Split is a complex film that begins with a man abducting three teenage girls from a mall parking lot. Once they wake in a locked room they get a look at their captor, “Dennis,” a bespectacled man with a shaved head and an obsession for cleanliness. This isn’t the only one who has kidnapped the girls, as they meet a woman named Patricia, as well as a nine-year-old boy named Hedwig but the Shyamalan twist is that they are all personalities within the same man, twenty-three different ones but we only see a handful. In order to survive, the more outsider of the three girls, Casey (The Witch’s Anya Talor-Joy), tries to play some of the personalities against each other, hoping to fracture the mindsets into a mistake. Little do any of them know that a twenty-fourth personality is waiting to emerge, known only as the Beast.
Let’s get this out in the open right now, James McAvoy is the ultimate draw of this movie. His seamless switch between personalities is absolutely chilling but also entices some nervous comedy as well. Dennis is obsessive, Patricia is prim, proper and meticulous and Hedwig is, well, a young boy who wants to impress the stronger personalities but also wants the envy of those he’s keeping captive. Against Taylor-Joy’s wide-eyed porcelain doll, McAvoy is always a formidable foe that makes the girls efforts feel a bit fruitless, adding to the tension for the audience.
As great as McAvoy is leading this movie, M. Night Shyamalan’s plotting and story tries to equal his star on every level before starting to lose the neck in neck race just before the last act of the film.
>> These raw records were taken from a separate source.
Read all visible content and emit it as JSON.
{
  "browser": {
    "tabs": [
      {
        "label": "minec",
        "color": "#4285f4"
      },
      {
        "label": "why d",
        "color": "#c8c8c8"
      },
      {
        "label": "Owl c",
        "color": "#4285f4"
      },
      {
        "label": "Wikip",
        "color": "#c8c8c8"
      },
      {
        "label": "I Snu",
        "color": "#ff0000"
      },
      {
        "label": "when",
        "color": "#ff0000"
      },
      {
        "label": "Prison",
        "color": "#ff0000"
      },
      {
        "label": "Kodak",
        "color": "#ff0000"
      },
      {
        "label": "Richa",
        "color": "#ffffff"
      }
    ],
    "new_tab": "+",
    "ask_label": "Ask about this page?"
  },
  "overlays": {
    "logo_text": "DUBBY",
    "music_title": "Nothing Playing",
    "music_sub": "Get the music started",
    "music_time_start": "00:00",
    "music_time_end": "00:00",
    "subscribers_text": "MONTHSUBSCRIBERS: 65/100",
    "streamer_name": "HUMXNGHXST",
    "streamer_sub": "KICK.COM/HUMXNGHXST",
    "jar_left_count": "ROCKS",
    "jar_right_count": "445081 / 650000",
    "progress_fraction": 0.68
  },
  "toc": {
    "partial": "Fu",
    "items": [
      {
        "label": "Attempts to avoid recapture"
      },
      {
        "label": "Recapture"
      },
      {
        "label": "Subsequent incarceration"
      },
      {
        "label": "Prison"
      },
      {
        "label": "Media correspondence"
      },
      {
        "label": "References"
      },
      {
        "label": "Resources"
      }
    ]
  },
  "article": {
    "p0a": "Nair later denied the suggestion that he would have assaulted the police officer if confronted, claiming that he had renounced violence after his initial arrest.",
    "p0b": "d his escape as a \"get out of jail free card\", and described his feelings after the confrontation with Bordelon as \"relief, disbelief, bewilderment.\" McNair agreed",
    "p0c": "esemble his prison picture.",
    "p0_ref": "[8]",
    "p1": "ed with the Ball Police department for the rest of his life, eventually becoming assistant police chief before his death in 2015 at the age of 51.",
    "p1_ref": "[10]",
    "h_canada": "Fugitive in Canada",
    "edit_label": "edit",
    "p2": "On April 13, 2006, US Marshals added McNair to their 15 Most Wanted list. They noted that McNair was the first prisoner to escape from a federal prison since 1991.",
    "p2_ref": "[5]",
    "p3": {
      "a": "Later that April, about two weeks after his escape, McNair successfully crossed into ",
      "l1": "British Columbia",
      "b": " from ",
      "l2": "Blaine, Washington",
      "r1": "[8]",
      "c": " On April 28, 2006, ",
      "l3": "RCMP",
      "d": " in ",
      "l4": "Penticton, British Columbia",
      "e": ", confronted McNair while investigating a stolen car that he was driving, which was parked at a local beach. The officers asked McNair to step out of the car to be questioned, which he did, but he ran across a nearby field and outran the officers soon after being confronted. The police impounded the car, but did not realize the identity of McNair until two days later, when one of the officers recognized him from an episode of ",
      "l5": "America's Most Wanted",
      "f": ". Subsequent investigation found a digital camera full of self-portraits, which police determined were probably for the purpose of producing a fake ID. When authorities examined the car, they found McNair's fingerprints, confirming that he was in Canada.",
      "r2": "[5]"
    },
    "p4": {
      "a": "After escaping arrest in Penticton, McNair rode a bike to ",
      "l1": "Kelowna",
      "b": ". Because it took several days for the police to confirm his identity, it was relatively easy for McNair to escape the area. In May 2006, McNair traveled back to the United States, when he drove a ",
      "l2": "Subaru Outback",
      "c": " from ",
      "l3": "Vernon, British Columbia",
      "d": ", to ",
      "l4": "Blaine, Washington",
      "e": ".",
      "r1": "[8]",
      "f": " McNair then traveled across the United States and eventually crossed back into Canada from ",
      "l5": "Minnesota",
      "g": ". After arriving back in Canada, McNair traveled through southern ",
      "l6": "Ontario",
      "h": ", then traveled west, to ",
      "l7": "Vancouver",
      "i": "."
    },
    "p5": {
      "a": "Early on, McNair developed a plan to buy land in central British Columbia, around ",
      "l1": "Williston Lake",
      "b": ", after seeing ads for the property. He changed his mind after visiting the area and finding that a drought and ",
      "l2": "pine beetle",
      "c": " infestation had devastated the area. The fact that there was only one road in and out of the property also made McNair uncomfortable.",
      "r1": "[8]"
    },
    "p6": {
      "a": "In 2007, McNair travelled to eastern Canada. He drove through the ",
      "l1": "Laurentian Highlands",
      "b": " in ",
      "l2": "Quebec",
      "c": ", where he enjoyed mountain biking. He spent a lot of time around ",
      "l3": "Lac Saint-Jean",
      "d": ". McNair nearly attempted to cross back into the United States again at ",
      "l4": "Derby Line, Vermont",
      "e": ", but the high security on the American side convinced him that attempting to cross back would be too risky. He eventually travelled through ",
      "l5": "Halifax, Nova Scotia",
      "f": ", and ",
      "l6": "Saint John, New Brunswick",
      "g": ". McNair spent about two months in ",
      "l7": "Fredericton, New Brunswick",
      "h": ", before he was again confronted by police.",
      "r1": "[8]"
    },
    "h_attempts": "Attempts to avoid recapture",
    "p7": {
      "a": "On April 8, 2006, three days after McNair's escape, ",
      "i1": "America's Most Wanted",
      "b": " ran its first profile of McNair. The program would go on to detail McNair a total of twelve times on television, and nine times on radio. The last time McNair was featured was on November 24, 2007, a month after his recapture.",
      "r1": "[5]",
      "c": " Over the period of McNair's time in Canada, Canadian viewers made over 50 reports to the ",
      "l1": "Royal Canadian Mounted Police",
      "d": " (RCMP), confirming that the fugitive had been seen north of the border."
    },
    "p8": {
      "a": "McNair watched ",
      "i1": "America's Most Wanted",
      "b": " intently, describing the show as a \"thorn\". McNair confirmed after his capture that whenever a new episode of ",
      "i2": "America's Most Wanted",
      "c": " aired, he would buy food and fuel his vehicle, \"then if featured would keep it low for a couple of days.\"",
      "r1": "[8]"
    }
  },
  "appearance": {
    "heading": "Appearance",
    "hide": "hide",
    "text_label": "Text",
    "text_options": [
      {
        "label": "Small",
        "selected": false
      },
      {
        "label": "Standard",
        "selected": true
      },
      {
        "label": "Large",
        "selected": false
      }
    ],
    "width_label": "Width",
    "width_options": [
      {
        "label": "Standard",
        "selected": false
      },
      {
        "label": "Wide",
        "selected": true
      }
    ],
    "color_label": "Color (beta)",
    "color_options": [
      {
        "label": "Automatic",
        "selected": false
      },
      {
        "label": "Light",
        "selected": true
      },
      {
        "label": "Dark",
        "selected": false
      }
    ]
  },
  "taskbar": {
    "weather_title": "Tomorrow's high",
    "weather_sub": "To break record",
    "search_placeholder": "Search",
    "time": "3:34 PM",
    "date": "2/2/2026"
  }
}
In a way Tom Hardy was too big for his twin feature Legend, McAvoy seems too much for the writer and director to handle. All of McAvoy’s lines are brilliantly complex and interesting which, in comparison, makes everyone else’s lines horribly dumbed down and ridiculously exposition filled. I will say that as lukewarm as I felt about the film through to its ending, the real Shyamalan twist comes in a short scene just before the credits and I can’t even begin to tell you what that was all about because of massive spoilers. I will conclude by pleading with Blumhouse and Universal Pictures to continue with this thread they’ve pulled. This could be amazing. 3.5/5